“Can Reebok leverage their leadership in [the CrossFit] category to rebuild their brand? I don’t know,” Schmidt-Devlin says. “It would be interesting to see if people believe enough in their products to say, ‘I trust you for CrossFit, now I trust you for my running shoe or my sports bra.”

Apparel is one area where Reebok is particularly optimistic about growth. Since 2012, Reebok’s overall apparel business has grown 19% year-on-year. “Apparel is key,” says Dan Sarro, corporate communications manager at Reebok. “Traditionally Reebok had been heavily a footwear brand with a lot of our apparel in licensed business, with the NFL, for example. Branded apparel wasn’t really there. The new partners we have have generated a huge increase in our apparel sales so we’ve become a footwear and apparel brand the way we want to be.”  

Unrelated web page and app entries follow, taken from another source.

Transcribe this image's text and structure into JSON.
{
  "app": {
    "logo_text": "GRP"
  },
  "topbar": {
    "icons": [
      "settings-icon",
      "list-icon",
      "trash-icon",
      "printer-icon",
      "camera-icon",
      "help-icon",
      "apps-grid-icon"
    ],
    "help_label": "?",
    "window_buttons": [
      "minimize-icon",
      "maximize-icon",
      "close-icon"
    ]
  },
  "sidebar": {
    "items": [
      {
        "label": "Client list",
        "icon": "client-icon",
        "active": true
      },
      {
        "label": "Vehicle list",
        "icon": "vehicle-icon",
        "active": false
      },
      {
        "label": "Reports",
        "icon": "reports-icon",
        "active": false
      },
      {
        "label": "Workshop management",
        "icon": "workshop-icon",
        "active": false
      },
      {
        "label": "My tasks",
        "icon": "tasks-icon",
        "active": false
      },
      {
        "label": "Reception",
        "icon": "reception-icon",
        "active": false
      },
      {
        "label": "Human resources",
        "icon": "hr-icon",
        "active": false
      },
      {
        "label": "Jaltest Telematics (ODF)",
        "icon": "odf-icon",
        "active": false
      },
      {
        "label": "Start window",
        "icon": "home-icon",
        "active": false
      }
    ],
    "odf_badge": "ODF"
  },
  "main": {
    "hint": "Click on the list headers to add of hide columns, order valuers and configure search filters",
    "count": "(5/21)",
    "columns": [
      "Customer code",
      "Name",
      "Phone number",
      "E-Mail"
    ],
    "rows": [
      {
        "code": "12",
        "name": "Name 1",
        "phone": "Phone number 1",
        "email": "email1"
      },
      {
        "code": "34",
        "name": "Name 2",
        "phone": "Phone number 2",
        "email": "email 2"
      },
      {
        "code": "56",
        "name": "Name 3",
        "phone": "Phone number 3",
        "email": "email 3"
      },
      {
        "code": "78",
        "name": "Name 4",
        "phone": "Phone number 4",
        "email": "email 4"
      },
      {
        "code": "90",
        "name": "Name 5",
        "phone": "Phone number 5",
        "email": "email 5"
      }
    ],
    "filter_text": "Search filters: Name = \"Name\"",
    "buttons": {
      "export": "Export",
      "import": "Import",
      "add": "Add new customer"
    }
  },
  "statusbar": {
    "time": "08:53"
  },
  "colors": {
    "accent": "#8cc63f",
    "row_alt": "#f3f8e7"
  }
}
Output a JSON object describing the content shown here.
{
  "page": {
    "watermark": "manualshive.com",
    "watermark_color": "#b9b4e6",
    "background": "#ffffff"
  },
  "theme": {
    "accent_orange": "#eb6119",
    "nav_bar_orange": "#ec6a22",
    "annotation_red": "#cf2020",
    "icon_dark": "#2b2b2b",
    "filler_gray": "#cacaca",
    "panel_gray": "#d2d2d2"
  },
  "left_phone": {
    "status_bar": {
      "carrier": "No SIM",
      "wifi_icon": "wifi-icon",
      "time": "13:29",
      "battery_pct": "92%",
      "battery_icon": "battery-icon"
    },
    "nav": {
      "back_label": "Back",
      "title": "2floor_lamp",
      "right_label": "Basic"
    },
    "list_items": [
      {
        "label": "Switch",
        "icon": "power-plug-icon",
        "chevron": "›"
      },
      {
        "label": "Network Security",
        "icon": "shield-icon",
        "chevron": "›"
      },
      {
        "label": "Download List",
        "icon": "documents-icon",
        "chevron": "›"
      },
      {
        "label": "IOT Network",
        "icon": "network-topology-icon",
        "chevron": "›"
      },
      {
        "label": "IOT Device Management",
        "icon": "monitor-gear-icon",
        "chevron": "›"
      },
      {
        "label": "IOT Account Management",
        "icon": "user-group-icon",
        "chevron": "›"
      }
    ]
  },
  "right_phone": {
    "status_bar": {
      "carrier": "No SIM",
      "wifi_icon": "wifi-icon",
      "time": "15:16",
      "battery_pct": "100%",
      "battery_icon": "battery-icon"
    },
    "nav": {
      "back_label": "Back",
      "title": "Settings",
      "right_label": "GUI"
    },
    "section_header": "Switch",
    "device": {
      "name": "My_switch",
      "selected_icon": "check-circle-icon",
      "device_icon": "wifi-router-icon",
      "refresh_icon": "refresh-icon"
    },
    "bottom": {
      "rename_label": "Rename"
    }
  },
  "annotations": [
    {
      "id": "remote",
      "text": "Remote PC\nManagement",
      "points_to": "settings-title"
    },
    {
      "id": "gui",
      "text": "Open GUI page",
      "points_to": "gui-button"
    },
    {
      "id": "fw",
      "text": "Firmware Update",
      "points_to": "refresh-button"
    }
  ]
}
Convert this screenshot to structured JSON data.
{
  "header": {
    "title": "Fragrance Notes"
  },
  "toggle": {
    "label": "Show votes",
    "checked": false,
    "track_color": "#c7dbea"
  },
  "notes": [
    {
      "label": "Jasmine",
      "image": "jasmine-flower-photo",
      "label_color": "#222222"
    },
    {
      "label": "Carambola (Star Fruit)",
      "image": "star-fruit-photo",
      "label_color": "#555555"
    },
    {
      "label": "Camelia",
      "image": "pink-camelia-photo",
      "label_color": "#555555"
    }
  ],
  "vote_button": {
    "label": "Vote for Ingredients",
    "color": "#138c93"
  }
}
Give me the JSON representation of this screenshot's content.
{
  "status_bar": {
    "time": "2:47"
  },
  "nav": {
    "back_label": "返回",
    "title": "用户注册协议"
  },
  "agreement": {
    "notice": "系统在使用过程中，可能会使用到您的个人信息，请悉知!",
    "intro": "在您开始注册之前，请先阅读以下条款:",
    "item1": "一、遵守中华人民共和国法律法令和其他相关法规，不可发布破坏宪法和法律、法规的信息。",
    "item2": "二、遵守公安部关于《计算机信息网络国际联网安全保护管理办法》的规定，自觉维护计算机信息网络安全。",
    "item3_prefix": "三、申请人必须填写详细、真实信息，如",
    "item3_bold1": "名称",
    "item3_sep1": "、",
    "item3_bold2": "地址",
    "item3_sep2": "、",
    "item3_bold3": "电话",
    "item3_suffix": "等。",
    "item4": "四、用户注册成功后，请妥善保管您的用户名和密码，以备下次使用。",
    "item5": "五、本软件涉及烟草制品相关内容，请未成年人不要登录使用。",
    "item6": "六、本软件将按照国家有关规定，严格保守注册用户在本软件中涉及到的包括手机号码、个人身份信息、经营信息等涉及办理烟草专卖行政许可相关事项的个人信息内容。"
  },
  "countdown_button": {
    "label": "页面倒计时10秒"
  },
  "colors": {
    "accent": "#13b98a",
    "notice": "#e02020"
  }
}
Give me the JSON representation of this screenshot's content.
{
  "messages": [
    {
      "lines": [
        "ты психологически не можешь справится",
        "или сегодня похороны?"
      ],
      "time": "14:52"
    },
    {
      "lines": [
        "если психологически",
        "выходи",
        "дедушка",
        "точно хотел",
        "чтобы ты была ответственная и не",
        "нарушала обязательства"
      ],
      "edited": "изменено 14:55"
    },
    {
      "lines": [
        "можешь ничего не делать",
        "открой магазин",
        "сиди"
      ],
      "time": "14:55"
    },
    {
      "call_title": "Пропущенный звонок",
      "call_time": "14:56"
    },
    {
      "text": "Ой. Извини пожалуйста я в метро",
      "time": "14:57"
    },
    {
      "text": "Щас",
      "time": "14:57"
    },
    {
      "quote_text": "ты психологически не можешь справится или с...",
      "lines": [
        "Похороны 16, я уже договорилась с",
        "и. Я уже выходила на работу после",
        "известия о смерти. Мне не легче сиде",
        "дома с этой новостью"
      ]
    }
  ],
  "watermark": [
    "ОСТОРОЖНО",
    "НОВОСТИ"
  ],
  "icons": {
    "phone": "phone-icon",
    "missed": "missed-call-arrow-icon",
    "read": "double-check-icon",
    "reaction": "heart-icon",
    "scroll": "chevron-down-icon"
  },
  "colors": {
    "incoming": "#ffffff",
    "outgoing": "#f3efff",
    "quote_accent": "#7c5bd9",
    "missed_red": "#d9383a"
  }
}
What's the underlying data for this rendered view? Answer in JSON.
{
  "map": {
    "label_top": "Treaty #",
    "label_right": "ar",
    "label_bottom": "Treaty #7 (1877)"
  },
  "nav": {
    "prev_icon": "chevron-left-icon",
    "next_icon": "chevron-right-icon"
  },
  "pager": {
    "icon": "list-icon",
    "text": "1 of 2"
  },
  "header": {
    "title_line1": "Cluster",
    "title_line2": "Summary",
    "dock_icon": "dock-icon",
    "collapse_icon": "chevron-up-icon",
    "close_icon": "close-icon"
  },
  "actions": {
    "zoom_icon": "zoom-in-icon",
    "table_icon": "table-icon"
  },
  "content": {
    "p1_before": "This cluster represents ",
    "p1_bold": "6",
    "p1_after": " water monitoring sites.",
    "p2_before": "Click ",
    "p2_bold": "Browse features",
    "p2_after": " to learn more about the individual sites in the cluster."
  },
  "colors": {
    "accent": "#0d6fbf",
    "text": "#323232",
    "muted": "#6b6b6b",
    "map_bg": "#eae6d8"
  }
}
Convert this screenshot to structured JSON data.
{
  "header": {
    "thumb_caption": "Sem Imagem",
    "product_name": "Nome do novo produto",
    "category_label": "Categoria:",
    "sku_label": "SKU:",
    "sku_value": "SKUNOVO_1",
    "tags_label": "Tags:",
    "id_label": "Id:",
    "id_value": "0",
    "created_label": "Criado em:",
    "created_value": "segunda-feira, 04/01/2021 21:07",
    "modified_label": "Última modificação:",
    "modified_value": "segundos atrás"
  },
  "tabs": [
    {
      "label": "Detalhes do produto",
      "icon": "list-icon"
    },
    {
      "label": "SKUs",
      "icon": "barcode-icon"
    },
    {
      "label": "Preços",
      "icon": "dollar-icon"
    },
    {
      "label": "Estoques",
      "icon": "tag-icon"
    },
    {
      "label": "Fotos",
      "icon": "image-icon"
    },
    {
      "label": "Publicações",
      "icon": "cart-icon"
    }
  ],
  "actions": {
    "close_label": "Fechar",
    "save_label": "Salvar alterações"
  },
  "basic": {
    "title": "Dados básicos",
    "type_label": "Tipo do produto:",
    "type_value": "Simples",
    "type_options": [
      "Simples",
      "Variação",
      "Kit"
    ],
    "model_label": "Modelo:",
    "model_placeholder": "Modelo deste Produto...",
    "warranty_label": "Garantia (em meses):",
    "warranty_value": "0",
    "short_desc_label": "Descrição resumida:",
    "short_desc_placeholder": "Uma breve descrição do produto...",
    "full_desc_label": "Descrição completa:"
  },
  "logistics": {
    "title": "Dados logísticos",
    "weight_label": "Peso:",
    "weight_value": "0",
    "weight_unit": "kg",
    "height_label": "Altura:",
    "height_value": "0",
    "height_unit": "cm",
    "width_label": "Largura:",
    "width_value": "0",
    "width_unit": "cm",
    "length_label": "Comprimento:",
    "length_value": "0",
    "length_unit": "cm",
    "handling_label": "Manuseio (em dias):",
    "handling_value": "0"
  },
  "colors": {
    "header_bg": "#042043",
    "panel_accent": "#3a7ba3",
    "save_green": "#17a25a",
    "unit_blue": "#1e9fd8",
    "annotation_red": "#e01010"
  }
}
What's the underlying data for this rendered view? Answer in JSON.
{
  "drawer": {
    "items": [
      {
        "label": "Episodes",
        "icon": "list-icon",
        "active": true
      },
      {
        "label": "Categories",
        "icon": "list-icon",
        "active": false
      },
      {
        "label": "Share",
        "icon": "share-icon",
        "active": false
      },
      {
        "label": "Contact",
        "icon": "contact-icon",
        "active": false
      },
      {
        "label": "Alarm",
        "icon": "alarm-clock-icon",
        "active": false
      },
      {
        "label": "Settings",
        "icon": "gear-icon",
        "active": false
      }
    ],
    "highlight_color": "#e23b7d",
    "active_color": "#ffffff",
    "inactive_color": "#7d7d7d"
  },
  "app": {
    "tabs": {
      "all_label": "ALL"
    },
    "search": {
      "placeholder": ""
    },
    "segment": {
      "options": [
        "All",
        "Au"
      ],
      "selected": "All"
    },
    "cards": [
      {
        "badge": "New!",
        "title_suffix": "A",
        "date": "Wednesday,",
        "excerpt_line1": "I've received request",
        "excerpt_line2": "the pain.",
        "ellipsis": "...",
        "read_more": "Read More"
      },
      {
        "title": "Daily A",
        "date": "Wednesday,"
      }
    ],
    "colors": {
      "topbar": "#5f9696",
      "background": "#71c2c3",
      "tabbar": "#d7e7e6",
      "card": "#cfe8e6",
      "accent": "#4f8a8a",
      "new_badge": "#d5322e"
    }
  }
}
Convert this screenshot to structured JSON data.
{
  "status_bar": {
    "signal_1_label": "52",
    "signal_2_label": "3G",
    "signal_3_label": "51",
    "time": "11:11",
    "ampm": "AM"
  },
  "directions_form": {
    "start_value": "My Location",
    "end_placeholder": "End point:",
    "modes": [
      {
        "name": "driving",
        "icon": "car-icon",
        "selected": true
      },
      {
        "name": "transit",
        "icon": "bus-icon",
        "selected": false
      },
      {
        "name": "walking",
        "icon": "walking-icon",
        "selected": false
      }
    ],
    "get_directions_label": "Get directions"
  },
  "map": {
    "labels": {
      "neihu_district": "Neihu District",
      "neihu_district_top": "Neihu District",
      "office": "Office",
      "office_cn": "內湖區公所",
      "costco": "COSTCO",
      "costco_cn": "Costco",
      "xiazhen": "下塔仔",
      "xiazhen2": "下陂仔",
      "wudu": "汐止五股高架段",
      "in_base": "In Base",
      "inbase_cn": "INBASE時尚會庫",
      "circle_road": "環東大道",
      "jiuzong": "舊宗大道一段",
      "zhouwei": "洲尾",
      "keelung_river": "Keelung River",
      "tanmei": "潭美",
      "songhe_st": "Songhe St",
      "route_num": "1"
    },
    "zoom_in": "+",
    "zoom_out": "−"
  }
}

Just as important to Reebok’s viability is the growth of CrossFit as a brand and a sport, which will depend not only on how many gyms open up, but media sponsorships and how much airtime the games get on television. Thus far, in Rowady’s estimation, Reebok has yet to truly break through the growth ceiling it’s been under for a decade. 

“You run the risk of really destroying the brand by uncoupling it from the much broader strategy Reebok had,” he says. “They seem to have stabilized and made sure they didn’t have any massive downturn in their sales by refocusing. That’s really hard to do.  It’s also very difficult to find something that’s increasingly more popular that matches with their original roots. The real question is, will CrossFit continue to grow and have expansive audiences? I feel it’s going to be a long climb to continue to grow that fan base.”

Michelle Markelz is managing editor for the AMA's publications.